I’ve been at it for two years.
In that time, I’ve experienced more loss than I frankly had prepared myself to bear but I bore it anyway. The friends who had helped me raise my child flocked around me, shouldering my grief, standing in the way of my despair, damping down the nightmares. I found ways to help others as a form of distraction. The good that I did for others pales in comparison to the calm which I gained from seeing the need of others and having a tiny hand their lives. It helped. It took me outside of myself.
I still have stark, immutable moments of intolerance. I’ve never been skilled at offering correction to people who err. I cannot abide my own mistakes and this inability extends to the mistakes of those around me. I see what happens: I ask someone to achieve an end; they fail; I snap; I do it myself and mutter under my breath. I apologize. They forgive.
I understand this cycle; and I strive to break it. But it persists, posing my greatest challenge in the coming year.
I will learn. I will change. I choose change.
To those to whom I have spoken sharply I can only say: Please endure; I understand your frustration and I strive to meet your need to feel valued. I have the same need.
A wise but somewhat embittered man frequently tells me: If you can’t be a good example, be a horrible warning. I have been both, sometimes simultaneously. I find a way to laugh at myself, if only privately, if only silently.
Some months ago, I gave voice to a thought: Should I continue this blog? Should I rename it? Should I let it slip away, forgotten on the virtual page, abandoned? Should the increasingly misnamed year end?
My only answer: I have not yet attained my goal of living without complaining, and so, I must keep writing, keep striving, keep trying.
So: tomorrow begins the new year. My Year Without Complaining.
Happy New Year’s Eve to anyone who reads this blog, whether by design or chance. Tomorrow holds much promise for all of us. We can reach within ourselves and find the peace waiting in our hearts. We can let go of misery and embrace joyfulness.

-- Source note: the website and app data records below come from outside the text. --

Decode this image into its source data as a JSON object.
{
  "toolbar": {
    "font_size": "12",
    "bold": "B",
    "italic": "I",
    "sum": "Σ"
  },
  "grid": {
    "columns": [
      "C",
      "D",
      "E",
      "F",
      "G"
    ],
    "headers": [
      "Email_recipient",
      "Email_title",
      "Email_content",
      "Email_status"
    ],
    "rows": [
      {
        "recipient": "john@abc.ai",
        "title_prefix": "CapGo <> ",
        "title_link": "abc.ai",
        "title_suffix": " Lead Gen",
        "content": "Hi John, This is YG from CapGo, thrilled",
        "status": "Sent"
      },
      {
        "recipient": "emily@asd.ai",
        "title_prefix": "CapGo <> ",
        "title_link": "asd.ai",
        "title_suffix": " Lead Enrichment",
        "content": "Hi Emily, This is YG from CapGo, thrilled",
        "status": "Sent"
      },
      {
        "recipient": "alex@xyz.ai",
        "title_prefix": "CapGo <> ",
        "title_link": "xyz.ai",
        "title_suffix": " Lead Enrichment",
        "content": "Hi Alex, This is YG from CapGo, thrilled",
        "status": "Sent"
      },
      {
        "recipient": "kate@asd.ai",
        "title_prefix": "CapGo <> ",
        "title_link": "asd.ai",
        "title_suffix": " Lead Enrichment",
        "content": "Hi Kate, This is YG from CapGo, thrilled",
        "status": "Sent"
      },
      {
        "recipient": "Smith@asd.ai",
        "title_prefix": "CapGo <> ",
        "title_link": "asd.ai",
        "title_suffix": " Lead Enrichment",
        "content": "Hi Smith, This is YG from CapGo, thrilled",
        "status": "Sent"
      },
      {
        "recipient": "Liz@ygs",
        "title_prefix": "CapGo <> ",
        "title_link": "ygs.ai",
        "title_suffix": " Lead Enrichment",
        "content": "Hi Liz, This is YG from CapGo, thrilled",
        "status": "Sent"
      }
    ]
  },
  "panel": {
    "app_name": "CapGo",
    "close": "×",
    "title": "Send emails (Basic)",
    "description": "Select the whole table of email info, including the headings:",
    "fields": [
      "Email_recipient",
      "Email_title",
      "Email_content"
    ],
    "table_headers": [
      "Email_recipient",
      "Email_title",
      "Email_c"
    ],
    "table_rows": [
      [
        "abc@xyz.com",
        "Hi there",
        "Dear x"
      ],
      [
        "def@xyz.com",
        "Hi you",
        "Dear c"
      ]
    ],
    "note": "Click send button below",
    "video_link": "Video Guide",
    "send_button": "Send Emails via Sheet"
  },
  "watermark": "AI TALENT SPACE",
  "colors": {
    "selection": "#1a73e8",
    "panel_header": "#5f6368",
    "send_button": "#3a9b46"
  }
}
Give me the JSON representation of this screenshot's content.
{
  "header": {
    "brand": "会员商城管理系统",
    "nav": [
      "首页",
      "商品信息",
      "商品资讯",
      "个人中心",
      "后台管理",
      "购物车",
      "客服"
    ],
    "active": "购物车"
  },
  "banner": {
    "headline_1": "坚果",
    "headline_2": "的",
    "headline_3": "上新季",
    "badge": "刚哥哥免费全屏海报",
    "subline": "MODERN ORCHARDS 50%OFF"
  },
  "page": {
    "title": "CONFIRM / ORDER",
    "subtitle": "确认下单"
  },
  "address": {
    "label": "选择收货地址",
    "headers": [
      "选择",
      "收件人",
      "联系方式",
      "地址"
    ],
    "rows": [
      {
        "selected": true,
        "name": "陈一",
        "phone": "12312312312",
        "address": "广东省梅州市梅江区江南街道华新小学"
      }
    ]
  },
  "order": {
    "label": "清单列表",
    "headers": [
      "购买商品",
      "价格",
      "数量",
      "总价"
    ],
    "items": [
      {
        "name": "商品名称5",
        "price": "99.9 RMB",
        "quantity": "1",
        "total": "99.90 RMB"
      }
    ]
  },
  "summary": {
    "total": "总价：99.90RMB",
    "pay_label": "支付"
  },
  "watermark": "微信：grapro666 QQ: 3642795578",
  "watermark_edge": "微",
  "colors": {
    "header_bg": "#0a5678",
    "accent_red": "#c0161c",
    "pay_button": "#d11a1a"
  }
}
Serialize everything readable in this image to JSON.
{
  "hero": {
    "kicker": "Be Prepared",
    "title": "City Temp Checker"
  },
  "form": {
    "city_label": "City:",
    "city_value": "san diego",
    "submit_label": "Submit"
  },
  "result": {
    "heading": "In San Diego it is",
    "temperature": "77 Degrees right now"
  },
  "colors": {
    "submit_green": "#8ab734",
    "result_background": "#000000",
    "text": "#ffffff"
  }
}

Today is the last day of the twenty-fourth month of My Year Without Complaining. Life continues.